LC Law students, Price and Bolte, surge to the semi-finals of the National Energy Law Moot Court competition
Lewis & Clark Law students, Meg Price (’22) and Chris Bolte (’21), advanced to the semi-finals of the National Energy & Sustainability Moot Court (Energy Law Moot Court) competition in spring 2021. The students won their places on the team through participation in the intra-class competition in the Environmental Law Advocacy course taught by Professor Craig Johnston. This was the first year of competition for Lewis & Clark students in the Energy Law Moot Court, and their success is a result of a strong work ethic and ability to work under pressure in addition to the limits imposed by the pandemic.
Price and Bolte stated that the Environmental Advocacy class had many strong competitors for spots on the Pace Environmental Moot Court last year, and Professor Johnston suggested that the two students compete in the Energy Law Moot Court. The competition is hosted by the West Virginia College of Law, and includes teams from more than 25 law schools. Neither student had a deep background in energy law, but committed to preparing a brief in response to a 29 page energy law hypothetical. Price focused on constitutional issues and Bolte took on the regulatory issues. With the brief due in February and the need to keep social distance due to the pandemic, the two exchanged draft briefs via google docs, and zoomed twice a day.

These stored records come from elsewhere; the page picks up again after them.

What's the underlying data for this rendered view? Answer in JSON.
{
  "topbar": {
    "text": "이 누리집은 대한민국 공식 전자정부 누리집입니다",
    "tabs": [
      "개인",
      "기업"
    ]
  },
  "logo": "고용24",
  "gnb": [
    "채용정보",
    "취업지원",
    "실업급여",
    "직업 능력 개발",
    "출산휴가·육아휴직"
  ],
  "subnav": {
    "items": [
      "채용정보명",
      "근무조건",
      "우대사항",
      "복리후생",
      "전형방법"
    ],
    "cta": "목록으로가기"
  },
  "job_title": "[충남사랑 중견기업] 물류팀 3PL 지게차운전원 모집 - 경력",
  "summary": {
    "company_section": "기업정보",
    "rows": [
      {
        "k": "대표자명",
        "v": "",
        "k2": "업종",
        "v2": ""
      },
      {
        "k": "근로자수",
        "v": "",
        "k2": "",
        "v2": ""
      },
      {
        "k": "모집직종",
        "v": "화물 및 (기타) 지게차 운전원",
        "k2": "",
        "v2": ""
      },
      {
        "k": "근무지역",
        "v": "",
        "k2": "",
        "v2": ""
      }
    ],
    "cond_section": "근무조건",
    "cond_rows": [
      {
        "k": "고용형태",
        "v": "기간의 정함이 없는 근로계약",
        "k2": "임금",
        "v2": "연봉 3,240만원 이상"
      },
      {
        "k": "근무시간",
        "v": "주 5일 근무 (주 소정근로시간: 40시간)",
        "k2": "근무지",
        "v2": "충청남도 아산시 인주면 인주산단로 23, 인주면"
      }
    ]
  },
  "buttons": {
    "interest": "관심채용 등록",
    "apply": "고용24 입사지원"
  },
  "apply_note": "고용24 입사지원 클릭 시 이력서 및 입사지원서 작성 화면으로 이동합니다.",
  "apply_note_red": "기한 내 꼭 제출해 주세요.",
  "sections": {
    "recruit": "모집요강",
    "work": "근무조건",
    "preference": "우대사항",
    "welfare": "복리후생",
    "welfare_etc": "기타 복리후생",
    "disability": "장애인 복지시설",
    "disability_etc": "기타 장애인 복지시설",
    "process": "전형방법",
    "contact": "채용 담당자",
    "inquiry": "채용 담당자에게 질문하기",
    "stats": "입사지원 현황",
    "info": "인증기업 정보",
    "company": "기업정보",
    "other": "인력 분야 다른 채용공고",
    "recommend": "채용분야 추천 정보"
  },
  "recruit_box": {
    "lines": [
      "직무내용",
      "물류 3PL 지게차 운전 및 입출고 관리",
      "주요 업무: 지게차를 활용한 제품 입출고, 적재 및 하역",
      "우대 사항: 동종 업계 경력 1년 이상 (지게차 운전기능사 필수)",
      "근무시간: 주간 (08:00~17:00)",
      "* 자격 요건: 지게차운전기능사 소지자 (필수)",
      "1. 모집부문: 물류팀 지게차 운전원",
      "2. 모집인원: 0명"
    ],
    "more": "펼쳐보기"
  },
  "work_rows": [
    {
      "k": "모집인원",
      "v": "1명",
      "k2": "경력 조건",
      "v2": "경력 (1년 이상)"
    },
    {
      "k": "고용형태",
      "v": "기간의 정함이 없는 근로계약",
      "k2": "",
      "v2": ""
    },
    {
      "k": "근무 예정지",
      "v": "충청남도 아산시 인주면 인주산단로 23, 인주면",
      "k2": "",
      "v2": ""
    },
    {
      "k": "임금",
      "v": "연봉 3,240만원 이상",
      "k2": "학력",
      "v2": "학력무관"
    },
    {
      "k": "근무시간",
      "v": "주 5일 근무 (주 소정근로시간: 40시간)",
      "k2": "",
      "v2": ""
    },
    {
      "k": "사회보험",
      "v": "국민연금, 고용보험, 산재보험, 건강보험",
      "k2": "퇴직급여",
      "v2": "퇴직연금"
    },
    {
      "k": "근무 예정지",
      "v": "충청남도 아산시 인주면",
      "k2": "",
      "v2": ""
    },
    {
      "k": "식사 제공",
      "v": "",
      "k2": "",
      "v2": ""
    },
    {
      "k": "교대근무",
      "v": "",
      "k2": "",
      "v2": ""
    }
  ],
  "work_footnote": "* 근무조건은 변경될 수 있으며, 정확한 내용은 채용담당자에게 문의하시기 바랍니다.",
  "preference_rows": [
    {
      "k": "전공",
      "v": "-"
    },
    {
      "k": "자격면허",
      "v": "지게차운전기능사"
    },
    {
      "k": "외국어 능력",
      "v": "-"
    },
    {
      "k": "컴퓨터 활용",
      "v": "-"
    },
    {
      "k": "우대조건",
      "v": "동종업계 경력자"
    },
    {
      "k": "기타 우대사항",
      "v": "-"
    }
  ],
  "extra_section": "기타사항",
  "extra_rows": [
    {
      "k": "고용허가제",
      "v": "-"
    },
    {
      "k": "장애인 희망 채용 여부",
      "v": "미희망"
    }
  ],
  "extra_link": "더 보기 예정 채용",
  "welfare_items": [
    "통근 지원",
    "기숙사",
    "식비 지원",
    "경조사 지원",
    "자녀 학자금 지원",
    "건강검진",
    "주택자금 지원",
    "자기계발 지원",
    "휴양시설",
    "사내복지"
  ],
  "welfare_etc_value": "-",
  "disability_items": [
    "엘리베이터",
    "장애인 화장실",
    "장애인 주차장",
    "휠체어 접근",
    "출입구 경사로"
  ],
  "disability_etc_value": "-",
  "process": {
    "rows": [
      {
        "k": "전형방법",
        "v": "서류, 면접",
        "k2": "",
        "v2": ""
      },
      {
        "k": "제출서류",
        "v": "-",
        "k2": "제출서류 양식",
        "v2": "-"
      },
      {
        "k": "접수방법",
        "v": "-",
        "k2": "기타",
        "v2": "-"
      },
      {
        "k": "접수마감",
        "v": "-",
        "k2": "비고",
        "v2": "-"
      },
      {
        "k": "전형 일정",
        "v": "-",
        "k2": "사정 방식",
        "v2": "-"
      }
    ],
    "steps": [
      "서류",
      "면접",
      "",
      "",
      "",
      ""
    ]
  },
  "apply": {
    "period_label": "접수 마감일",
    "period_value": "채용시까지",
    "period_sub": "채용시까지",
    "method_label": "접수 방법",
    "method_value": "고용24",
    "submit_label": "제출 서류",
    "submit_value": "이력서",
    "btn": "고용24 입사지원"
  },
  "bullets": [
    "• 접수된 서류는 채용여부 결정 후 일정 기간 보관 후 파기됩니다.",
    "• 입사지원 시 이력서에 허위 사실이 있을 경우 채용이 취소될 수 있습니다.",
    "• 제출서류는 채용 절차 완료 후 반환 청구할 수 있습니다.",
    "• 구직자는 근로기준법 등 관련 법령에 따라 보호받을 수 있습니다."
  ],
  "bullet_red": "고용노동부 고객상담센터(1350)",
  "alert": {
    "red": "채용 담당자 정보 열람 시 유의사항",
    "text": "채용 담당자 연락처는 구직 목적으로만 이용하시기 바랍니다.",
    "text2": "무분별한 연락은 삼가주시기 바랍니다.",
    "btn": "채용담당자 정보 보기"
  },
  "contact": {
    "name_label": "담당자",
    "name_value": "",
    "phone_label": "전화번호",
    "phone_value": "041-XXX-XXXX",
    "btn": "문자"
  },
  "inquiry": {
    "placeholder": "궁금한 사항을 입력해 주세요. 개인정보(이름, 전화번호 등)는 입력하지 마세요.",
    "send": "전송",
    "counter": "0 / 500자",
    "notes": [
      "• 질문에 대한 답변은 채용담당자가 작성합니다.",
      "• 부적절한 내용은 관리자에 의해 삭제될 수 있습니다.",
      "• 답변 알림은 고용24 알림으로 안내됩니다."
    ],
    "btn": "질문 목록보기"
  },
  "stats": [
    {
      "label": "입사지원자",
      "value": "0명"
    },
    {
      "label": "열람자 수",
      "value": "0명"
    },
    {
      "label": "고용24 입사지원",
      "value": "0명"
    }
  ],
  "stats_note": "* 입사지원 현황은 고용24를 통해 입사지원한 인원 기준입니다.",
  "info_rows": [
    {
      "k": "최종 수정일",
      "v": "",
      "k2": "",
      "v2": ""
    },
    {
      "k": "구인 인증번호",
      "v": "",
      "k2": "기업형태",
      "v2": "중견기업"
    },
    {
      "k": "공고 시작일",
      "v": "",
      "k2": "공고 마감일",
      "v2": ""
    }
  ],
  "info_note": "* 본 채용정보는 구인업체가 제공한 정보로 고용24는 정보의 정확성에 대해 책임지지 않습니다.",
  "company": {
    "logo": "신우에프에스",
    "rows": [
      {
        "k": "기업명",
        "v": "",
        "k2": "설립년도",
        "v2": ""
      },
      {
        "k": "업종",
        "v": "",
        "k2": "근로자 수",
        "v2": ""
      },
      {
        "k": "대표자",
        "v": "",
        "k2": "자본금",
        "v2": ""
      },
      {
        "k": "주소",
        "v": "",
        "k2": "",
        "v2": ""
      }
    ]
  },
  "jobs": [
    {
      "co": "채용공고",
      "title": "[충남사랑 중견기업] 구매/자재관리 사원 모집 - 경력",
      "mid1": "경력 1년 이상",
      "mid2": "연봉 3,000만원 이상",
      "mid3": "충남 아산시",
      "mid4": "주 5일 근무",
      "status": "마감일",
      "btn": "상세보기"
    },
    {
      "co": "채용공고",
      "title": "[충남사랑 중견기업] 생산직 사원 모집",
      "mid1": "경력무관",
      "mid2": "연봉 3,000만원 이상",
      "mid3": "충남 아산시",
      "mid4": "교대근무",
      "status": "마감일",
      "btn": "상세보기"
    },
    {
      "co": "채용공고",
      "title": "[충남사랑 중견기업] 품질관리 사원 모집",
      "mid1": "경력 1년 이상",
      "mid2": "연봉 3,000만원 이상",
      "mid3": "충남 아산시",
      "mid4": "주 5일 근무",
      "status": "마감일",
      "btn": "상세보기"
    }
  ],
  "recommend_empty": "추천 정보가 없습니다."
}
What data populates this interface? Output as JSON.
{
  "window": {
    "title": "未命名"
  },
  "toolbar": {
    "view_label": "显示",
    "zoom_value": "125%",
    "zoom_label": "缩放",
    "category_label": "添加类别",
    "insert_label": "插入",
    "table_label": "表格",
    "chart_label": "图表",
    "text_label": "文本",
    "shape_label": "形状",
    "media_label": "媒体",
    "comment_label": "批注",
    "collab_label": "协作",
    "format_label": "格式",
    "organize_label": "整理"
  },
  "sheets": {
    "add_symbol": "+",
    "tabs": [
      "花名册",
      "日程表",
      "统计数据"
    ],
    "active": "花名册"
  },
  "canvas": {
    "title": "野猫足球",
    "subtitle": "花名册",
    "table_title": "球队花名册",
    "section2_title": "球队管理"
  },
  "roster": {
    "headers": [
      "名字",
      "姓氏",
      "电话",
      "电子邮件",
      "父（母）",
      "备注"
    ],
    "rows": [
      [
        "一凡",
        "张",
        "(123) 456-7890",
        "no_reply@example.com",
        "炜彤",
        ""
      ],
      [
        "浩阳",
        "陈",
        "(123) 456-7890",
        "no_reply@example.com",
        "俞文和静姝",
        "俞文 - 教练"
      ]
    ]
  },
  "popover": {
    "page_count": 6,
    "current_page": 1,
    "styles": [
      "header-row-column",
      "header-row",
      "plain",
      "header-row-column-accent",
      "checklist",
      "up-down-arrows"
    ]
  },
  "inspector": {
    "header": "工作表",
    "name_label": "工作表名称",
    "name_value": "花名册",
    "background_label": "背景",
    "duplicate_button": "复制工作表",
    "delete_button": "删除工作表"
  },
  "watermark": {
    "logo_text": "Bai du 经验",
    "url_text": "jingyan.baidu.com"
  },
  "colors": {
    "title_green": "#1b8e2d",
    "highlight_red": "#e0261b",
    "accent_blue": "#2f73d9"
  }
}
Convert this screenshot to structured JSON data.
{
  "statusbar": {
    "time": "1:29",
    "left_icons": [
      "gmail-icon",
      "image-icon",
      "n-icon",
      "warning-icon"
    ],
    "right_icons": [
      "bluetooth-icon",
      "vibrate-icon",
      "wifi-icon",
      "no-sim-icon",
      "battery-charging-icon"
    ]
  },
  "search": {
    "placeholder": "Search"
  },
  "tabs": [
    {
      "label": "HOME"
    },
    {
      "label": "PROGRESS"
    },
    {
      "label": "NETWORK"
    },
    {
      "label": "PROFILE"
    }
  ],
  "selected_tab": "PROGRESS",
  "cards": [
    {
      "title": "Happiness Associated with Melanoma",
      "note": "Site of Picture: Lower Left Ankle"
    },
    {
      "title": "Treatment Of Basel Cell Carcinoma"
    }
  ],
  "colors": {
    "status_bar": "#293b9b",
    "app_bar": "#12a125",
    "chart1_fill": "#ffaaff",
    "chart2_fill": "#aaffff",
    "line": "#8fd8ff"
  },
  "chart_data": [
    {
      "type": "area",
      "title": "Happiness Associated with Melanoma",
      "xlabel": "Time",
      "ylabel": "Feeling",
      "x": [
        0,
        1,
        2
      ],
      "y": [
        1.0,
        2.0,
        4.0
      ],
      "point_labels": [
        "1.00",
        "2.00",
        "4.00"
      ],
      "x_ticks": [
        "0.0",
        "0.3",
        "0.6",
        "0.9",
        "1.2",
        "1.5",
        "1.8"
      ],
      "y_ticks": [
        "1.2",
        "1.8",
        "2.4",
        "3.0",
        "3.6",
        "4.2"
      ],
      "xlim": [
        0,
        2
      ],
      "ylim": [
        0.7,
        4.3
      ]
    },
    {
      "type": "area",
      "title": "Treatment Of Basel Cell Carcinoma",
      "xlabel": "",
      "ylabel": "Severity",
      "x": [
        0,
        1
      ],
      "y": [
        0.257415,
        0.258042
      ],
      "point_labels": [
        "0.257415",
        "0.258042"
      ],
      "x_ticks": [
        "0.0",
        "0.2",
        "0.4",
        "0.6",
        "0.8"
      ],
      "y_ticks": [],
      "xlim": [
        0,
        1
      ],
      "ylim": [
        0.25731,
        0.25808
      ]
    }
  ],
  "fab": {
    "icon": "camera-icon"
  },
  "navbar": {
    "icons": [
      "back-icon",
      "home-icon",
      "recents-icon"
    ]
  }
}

Once the brief was filed, Price and Bolte started a series of 30 plus practice rounds of oral argument. These practice rounds were overseen — and many were judged — by Professor Johnston and Denise Saunders, a former Assistant General Counsel at Portland General Electric. Other judges for the practice rounds included Lewis & Clark Law professors Melissa Powers, Dan Rohlf, John Parry, as well as a broad cast of supportive moot court alums and energy law practitioners. Collectively, all of these judges helped the team prepare through numerous practice rounds, all of which were virtual. The students took turns arguing various sides of the issues related to the hypothetical.
Price and Bolte – competing via zoom - advanced to the semi-final rounds and lost to the University of Utah team which ended up winning the competition. Both students said that the Environmental Advocacy class and the moot court competition were some of the most valuable experiences they had in law school. Bolte commented on the outpouring of support from the faculty: “Lewis & Clark Law School is a great community. We were supported from day 1 with time, energy, and thoughtful input.” Price summed it up: ”It was a privilege to work alongside such talented oral advocates and to watch our team excel throughout the process.”
Professor Johnston lauded both the team’s incredible commitment and the caliber of the West Virginia competition. “It wound up being a great experience for both Meg and Chris. That’s because of the spirit, effort, and talent that both of them brought to bear. It’s also due to the fact that the competition featured an outstanding problem and was administered very well.”